Indiana Gov. Eric Holcomb said he will try to increase funding for K-12 education in the state’s next two-year budget and, at a minimum, restore previous funding levels for higher education institutions.
Holcomb on Thursday morning announced his 2021 legislative agenda, which largely focuses on continuing projects and programs his administration has already been pursuing.
Holcomb said even though there are not many new items on his agenda, he believes all of the initiatives are important to the growth of the state.
“Every single thing on this agenda is big, whether that has to do with being new and shiny or finishing what we started,” Holcomb said.
Holcomb did not say exactly how much he wants to increase K-12 funding. Higher education institutions were asked earlier this year to take a 7% cut in funding for the current year. Holcomb’s agenda includes restoring that funding level in the next two-year budget, which would begin in July.
According to a revenue forecast shared with budget writers on Wednesday, the state will bring in $34.95 billion in revenue over the next two years, but that’s hardly an increase from the current budget appropriations, and estimated increased costs for Medicaid will more than eat up the difference.
Another agenda item that would require more funding is expanding the Next Level Manufacturing program, which provides up to $200,000 in matching grants to manufacturers implementing hardware or software that produces health care equipment or improves manufacturing capability, capacity, speed and quality.
The grant program has $4 million in funding currently. It’s unclear exactly how much Holcomb would like to increase it.
Holcomb said it’s “very important” that the state receive more federal aid in order to pursue any of these agenda items with increased costs. Earlier this year, the state received $2.4 billion in federal coronavirus relief aid.
“We’re anxiously awaiting the progress that seems to be being made right now in Washington,” Holcomb said.
He said if the state doesn’t receive more financial support from Congress, then some of his agenda items “may not happen.”
“It’s that blunt,” Holcomb said. “Or we may have to wait longer as our economy continues to grow and pull us out of this.”
Among new items on his agenda, Holcomb plans to make COVID-19 liability protection for businesses, schools and nonprofits a priority, permanently expand telemedicine services, expand options for virtual public meetings and remove barriers for Hoosiers to reinstate their driver’s licenses.
Holcomb also wants to move the State Board of Education and the Indiana Charter School Board to the Department of Education.
Other items on the agenda largely centered on continuing work his administration has already started, such as reviewing and considering the recommendations made by the Teacher Pay Commission, which shared nearly 40 suggestions for how to increase funding for teacher compensation last week.

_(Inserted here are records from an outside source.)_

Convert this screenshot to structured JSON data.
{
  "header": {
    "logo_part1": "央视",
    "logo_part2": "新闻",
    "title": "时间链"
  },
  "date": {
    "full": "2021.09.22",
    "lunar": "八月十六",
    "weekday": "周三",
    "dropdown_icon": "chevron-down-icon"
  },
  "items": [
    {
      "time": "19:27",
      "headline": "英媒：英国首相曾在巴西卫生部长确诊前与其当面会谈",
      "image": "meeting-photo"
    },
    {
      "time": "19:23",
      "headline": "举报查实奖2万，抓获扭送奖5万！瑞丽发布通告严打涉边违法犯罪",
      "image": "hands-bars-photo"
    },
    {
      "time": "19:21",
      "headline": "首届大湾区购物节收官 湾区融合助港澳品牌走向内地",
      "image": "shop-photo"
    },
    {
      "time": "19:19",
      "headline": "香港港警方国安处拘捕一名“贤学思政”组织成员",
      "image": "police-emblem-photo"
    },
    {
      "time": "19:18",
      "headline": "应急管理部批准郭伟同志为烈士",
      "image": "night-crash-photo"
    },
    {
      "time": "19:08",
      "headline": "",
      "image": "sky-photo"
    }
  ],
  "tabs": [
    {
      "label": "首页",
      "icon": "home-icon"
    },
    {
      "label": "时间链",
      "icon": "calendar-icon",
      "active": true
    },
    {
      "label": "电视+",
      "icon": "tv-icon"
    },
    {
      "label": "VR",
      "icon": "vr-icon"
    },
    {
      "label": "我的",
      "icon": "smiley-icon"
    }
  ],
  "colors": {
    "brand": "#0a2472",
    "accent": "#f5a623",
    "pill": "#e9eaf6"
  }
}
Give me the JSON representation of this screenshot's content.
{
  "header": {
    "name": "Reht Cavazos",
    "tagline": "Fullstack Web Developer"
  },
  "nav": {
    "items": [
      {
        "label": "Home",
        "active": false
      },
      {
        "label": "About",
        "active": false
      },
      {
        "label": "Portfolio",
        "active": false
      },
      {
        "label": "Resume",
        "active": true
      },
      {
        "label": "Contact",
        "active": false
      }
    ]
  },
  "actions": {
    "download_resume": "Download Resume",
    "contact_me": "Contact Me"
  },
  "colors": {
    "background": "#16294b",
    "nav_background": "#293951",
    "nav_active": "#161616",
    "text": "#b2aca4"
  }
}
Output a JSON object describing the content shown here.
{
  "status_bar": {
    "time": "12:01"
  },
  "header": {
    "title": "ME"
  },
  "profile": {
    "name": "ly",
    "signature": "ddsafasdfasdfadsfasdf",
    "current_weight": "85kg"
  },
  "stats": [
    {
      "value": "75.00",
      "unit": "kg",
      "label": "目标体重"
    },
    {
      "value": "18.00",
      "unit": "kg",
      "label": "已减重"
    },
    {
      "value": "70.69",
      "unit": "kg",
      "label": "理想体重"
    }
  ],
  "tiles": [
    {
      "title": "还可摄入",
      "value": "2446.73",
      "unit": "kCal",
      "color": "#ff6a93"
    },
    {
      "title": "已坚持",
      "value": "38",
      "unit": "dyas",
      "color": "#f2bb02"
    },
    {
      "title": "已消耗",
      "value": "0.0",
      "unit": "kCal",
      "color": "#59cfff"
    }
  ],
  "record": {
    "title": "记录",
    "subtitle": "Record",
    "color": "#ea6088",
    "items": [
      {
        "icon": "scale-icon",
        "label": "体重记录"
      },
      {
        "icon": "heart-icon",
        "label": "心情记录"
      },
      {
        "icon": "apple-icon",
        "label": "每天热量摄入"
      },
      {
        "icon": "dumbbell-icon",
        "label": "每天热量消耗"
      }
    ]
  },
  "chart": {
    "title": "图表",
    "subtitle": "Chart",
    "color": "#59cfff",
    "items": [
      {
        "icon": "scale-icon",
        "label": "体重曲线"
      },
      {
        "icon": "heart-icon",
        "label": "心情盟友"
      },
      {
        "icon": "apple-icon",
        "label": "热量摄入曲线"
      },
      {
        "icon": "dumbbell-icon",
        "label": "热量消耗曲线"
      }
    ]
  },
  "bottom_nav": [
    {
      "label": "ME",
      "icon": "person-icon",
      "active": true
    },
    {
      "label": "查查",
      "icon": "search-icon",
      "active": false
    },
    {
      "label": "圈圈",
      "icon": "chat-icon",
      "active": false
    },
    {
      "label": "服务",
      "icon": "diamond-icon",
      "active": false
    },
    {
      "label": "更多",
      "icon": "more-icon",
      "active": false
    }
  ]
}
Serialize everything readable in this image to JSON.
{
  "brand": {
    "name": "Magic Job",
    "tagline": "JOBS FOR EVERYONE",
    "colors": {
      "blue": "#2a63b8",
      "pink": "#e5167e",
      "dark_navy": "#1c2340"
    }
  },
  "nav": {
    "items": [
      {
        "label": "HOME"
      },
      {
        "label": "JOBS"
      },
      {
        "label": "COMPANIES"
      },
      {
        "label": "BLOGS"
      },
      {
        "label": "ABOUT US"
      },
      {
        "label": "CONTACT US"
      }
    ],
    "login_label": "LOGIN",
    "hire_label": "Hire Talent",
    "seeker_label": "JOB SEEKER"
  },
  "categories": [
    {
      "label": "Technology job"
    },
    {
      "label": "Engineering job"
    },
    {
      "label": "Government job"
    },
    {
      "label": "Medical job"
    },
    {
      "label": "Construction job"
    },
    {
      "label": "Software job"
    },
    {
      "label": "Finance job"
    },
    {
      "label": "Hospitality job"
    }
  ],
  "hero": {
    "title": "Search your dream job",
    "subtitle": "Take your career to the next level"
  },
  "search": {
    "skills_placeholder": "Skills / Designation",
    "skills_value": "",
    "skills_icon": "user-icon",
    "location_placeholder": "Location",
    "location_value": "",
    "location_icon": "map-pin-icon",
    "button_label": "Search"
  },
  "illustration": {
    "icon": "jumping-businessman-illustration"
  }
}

Another priority will be tweaking the eligibility requirements for the Next Level Broadband program to allow applications from more areas struggling to obtain high-speed internet access. His agenda does not include pursuing more funding for the $100 million program, which has about $21 million remaining.
Holcomb also will pursue legislation to require businesses to provide reasonable accommodations for pregnant workers — something that failed to pass through the Indiana General Assembly in the 2020 session.
“Maybe the second time’s the charm,” Holcomb said. “I’m given a little confidence in the fact that there have been other items that the lieutenant governor and I have pushed that haven’t been successful the first time. But, if at first you don’t succeed, try, try again.”
Additional ongoing initiatives that are on his agenda include finishing Interstate 69, building more hiking and biking trails across the state, continuing work on the commuter rail West Lake Corridor project and equipping Indiana State Police with body cameras by next spring.
Holcomb’s agenda also calls for a statewide assessment to provide information on housing needs on a county-by-county level and an assessment of local health departments and the state’s delivery of public health services during the pandemic.
Holcomb said his goal with the assessments of local health departments is to understand what they’ve learned during the public health crisis.
“It’s just an honest assessment of where we are right now and how can we be stronger,” Holcomb said.
The 2021 legislative session is scheduled to start Jan. 4.